Timely Intervention Is Critical

Physician Focus: What steps do you take for diagnosis and treatment when you suspect a patient has paraneoplastic syndrome?

Dr. Prieto: Antibody panels for blood and cerebrospinal fluid are promptly ordered to provide information on the prognosis and guide the potential best treatment. These tests can take up to two to three weeks to come back. If we wait for results, patients can deteriorate rather quickly, and the damage to the nervous system can be irreversible. Therefore, we treat upfront to prevent further damage. In most cases, time is of the essence.

“Patients can deteriorate rather quickly, and the damage to the nervous system can be irreversible. In most cases, time is of the essence.”
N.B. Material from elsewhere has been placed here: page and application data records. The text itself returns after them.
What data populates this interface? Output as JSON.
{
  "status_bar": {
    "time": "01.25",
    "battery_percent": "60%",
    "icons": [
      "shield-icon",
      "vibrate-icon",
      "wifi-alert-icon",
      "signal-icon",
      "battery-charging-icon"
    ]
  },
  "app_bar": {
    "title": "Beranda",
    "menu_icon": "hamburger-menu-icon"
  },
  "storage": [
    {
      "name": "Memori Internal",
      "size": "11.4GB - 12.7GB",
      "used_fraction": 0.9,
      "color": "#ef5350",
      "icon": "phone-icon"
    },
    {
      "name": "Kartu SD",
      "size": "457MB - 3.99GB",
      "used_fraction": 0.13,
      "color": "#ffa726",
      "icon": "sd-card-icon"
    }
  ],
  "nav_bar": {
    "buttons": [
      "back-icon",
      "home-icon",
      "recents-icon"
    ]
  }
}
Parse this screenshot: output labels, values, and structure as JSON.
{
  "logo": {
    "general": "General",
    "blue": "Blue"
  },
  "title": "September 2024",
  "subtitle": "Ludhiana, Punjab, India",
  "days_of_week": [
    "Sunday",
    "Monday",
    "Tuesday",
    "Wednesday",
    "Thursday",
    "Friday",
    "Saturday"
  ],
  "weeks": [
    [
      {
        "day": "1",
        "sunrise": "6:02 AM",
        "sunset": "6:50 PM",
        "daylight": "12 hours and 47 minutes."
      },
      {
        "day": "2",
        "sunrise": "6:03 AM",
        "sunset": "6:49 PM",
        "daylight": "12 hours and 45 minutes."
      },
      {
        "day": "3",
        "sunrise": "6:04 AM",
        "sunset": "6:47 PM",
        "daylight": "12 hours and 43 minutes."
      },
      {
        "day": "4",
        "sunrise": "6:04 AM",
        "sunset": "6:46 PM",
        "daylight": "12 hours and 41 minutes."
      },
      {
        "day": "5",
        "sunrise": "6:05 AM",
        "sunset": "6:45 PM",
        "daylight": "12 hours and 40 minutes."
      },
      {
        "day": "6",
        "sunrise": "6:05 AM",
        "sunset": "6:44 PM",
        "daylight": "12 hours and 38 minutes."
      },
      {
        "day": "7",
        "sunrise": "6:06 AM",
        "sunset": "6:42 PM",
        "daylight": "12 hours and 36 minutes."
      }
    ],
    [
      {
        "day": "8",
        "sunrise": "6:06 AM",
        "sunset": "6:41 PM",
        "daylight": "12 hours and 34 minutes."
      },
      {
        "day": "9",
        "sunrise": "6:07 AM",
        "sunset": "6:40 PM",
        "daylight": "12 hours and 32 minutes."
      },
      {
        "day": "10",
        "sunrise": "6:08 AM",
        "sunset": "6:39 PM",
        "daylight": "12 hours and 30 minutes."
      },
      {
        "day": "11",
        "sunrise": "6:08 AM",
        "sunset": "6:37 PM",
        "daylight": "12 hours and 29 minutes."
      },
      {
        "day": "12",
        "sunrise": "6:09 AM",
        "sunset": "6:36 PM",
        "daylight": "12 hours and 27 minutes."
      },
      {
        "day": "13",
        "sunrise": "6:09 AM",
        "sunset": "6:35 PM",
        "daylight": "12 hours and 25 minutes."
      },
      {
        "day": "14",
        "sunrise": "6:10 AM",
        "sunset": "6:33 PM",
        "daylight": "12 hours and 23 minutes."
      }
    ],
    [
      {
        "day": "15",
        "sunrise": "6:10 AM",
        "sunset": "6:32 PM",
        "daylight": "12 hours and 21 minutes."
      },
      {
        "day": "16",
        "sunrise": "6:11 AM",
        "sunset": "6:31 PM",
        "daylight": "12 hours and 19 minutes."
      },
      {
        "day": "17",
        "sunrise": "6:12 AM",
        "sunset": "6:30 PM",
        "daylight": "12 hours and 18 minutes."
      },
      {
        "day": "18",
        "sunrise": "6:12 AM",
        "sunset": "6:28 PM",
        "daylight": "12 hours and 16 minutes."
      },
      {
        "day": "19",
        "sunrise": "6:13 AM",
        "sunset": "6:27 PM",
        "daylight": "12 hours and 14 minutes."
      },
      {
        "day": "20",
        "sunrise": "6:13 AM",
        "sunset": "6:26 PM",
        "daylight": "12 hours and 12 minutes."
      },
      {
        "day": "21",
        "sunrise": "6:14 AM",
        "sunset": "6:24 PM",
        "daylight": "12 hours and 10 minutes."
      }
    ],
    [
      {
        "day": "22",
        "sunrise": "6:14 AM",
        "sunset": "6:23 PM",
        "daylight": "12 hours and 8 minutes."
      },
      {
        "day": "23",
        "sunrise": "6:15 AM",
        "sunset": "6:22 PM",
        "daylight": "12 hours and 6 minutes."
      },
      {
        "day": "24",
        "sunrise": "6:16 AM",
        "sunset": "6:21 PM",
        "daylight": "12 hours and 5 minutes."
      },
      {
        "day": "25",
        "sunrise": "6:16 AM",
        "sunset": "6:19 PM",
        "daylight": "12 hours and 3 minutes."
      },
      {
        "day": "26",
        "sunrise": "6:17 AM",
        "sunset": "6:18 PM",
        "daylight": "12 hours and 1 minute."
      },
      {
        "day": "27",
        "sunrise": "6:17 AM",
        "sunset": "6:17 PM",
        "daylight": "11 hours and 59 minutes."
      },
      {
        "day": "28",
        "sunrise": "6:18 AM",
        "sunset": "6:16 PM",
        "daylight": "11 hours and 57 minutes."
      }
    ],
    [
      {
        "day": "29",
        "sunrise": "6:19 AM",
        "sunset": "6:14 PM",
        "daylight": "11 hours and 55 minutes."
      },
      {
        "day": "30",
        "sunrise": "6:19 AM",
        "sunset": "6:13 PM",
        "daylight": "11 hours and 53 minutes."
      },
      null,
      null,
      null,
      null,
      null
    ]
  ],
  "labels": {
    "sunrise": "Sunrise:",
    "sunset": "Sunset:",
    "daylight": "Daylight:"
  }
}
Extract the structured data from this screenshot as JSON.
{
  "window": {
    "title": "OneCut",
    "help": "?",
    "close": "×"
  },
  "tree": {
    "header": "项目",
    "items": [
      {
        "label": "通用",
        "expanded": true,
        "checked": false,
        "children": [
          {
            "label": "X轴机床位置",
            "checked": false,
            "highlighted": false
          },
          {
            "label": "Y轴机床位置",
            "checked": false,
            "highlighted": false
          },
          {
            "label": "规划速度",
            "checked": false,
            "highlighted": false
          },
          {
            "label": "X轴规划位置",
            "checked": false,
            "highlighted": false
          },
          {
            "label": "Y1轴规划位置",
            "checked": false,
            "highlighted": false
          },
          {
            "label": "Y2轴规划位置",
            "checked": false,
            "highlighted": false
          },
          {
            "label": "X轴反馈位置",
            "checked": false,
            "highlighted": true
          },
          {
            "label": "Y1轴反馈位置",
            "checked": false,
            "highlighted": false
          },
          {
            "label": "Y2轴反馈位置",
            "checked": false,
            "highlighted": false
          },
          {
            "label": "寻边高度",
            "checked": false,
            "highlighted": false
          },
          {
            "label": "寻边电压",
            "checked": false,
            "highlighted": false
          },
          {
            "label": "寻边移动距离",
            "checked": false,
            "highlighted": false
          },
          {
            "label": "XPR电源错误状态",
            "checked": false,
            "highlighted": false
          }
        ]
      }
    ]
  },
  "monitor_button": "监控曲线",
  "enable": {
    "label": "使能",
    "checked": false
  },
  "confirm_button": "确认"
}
Maria D. Guillermo Prieto Eibl, MD

First, we give high-dose steroids. If steroids don’t work, then plasma exchange is performed to remove the antibodies. If the patient doesn’t respond to plasma exchange, intravenous immunoglobulin can be given. We escalate the treatment with other medications if the patient keeps deteriorating. Following a good response, maintenance treatment with anti-CD20 monoclonal antibodies is provided to prevent the creation of new antibodies.

Sometimes an underlying cancer—the root of the problem—is found at the time of initial presentation. While the person is treated for the paraneoplastic condition, treating the malignancy results in halting the progression of the neurological decline.

Treat and Screen

Physician Focus: For patients with no detectable cancer, for whom paraneoplastic syndrome is the first sign of possible malignancy, what is your approach to treatment?

Dr. Prieto: If cancer is not detected upon initial presentation, we keep the patient on maintenance immunotherapy for about two years. This keeps the patient stable while we continue searching for the source.

“A top goal for our program is to improve outcomes for patients with cancer that affect the central nervous system.”

Young patients that have antibodies typically seen with paraneoplastic syndromes are less likely to have an underlying malignancy. Nevertheless, we still monitor closely. For example, in NMDA receptor antibody encephalitis, often linked with a benign ovarian teratoma, surgical resection of the tumor halts symptom progression and initiates a recovery process, most of the time with good success.

Healing from neurological paraneoplastic syndromes can take months to years. Patience and early rehabilitation are fundamental.

Complications of Immunotherapy

Physician Focus: You also see referrals for complications of immunotherapy that manifest as paraneoplastic syndrome or new onset of autoimmune disease but are not necessarily driven by cancer. Can you tell us about these cases?

Dr. Prieto: Certain cancer-directed immunotherapies, like checkpoint inhibitors, can trigger the production of antibodies that can cause a variety of autoimmune conditions. My colleagues often refer patients to my clinic who present with new neurological symptoms that lack a clear explanation, and we perform a meticulous evaluation to determine the optimal treatment.

Checkpoint inhibitor autoimmune syndromes tend to have a great response to steroids, with the challenge that if steroids are required for a prolonged period, the efficacy of cancer immunotherapy can be reduced. Frequent communication among care teams is crucial for proper treatment planning.

Neuroimmuno-Oncology: The Leading Edge

Physician Focus: What other conditions are you focusing on in the areas of neuroimmunology and neuro-oncology?

Dr. Prieto: A top goal for our program is to improve outcomes for patients with cancer that affect the central nervous system. While current cancer-directed immunotherapies have proven to successfully treat many cancers, these treatments are not very effective in primary brain tumors.

I’m proud to be part of the amazing team at the Brain and Spine Tumor Center, and with their support we are exploring different ways to target the immune system to treat glioblastoma and other brain tumors. Currently, our neuro-oncology program is participating on a large clinical trial offering a vaccine against glioblastoma cell components. Additional approaches to use the immune system in the treatment of these aggressive tumors will be available at NYU Langone in the near future.